Thousands of PFAS have been described. Hundreds of PFAS are produced industrially. Around 100,000 sites in Europe are estimated to emit PFAS into the environment. Adding complexity to the issue of PFAS contamination, not all PFAS are equal. The non-fluorinated parts of emitted PFAS do in fact degrade. The PFAS found in the environment are therefore not necessarily identical to the ones that companies produce; from the moment they are emitted to the moment they are found in the environment, these PFAS may undergo changes that effectively make them ‘new PFAS’, distinct from their original form. This makes it more challenging for regulators to properly regulate them.
‘Default’ hydrocarbon and partially fluorinated counterpart: octan-1-ol (left) and 6:2 fluorotelomer alcohol (middle), which degrades into PFHxA (right) and into other persistent substances.
While some PFAS bioaccumulate, building up in ecosystems - including in humans - other PFAS are very mobile and easily travel to any part of the globe. They have the ability to dissolve in water (but not disappear). Yet others can be volatile and become airborne. Therefore, they easily transit to other parts of the ecosystem through water and air.

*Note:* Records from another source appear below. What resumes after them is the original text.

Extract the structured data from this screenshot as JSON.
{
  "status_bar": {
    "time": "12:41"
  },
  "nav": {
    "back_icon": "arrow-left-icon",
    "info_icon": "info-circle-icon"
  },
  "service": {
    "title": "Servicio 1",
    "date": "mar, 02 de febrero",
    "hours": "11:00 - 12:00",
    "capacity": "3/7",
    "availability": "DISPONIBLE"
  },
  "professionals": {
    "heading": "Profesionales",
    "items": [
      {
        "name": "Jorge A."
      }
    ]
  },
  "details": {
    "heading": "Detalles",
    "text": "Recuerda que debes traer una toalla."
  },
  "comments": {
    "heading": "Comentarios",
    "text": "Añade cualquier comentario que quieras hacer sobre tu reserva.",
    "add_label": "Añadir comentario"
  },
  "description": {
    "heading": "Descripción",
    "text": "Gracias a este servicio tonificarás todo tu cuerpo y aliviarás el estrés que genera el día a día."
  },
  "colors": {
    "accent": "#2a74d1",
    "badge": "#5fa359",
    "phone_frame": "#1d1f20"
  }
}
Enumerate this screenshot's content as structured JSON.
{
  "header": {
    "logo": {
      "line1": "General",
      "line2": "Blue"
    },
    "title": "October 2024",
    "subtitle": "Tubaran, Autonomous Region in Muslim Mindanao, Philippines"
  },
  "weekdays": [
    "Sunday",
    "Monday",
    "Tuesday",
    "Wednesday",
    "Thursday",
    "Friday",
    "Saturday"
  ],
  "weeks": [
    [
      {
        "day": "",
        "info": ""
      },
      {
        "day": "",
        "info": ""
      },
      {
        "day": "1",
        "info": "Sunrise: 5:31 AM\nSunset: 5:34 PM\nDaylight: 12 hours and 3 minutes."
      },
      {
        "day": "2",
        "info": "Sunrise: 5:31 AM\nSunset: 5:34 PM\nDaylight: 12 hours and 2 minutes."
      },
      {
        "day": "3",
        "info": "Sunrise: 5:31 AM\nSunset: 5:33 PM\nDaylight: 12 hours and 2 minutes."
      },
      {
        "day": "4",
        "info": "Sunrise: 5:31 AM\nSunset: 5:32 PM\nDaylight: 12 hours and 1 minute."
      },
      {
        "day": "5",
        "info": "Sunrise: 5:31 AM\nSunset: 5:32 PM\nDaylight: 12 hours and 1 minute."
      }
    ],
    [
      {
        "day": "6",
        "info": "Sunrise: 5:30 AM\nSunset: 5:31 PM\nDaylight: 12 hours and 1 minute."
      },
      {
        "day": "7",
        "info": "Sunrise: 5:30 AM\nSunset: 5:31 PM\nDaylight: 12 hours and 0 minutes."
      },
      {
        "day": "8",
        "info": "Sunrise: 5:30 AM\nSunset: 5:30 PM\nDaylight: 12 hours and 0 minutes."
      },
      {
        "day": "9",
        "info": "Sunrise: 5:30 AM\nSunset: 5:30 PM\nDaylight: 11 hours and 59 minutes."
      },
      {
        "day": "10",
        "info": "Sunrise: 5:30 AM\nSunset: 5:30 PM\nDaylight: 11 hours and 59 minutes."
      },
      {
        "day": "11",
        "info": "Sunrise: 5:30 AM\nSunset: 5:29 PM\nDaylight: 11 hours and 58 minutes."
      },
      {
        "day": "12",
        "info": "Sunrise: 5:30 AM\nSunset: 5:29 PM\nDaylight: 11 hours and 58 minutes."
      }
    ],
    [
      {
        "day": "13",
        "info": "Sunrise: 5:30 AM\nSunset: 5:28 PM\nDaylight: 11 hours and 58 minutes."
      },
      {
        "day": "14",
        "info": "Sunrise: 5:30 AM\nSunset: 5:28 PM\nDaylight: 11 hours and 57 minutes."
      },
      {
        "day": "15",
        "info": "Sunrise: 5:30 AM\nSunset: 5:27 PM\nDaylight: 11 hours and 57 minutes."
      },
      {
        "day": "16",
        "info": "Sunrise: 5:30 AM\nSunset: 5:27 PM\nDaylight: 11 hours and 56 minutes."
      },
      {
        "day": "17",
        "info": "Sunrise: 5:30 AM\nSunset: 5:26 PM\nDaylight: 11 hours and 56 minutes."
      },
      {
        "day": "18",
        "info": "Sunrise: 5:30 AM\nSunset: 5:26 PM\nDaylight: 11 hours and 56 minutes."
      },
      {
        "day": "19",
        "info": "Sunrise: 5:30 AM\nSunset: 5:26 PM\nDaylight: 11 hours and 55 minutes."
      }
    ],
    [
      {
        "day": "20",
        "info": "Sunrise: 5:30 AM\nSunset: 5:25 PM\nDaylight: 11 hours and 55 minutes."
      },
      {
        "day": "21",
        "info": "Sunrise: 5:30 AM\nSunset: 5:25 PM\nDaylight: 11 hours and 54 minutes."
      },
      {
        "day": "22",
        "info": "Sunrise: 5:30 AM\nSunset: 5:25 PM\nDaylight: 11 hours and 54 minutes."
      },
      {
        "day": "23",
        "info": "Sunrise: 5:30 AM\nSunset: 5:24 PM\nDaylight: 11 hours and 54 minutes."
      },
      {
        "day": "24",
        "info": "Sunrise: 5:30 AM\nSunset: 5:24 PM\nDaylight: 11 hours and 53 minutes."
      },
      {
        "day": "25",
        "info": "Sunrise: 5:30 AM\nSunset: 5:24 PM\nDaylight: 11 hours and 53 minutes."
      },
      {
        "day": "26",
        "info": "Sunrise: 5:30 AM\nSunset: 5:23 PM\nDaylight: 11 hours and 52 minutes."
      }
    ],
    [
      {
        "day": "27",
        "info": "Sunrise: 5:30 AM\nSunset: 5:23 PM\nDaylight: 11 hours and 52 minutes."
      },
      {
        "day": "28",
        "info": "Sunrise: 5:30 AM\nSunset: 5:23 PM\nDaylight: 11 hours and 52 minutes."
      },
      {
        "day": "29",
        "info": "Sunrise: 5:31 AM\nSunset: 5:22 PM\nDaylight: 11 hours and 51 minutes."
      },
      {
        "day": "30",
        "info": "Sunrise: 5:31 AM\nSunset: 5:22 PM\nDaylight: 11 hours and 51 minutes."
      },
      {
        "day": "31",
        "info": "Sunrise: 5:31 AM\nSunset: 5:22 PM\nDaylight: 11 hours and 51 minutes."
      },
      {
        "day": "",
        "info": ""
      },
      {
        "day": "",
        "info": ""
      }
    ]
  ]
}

Many PFAS are toxic with harmful effects on humans and nature. In the case of humans these effects can take the form of cancer, a weakened immune system and high cholesterol, among others.
Unnoticed pollution problems
Key legislative developments
C8 and ‘longer PFAS’ (‘8’ and ‘longer’ refer to the number of consecutive fluorinated carbon atoms) were largely phased out years ago. C6 PFAS are currently the focus of a REACH restriction. Another REACH restriction, covering all remaining PFAS (including C4, fluoropolymers, fluorinated polyethers and F-gases), is being prepared by five EU Member states. This is encouraging but not enough.
Around the world, key developments on PFAS include the following:
- In 2019 Denmark banned all PFAS in paper for food contact, such as disposable salad bowls or fast-food wrappers.
- The US FDA brokered a voluntary phase-out by 2024 of C6-based treatments (i.e. almost all treatments currently authorised e.g. in Germany) of food contact paper and board, following all-PFAS bans by single federal states such as Washington, Maine and New York.
- Several US states will ban all fluorinated fire-fighting foams as of 2022, with ad-hoc derogations expiring as soon as 2023, and as late as 2032. For large fuel storage tanks, the EU’s current proposal will only be applied around 2034.
META Articles on PFAS
- EU Commission Must Extend Water Pollution Regulation To Include Pharmaceuticals, PFAS And (More) Pesticides
- Surreally Serious: PFAS Paralysis Follows Astonishing Scandal
- Talking Industry Accountability: Will The Polluter Pay?
- The Great (Toxic) Outdoors
- Braving The Elements: Which Brands Are Acting To Get The Toxic Forever Chemicals Off Your Raincoat?
- EEB’s 10-page primer explaining the basics of PFAS
- What does the European Chemicals Agency (ECHA) say about PFAS?
- What does EEA say about PFAS?
- Learn more about FIBRA’s position
- Learn more about ChemSec’s position
- ECHA’s website
- EEA’s website
Videos on PFAS
The recordings of the third series of webinars on Europe’s PFAS problem: situation briefings by independent experts are available at this link.
Image Credits: ID 78668529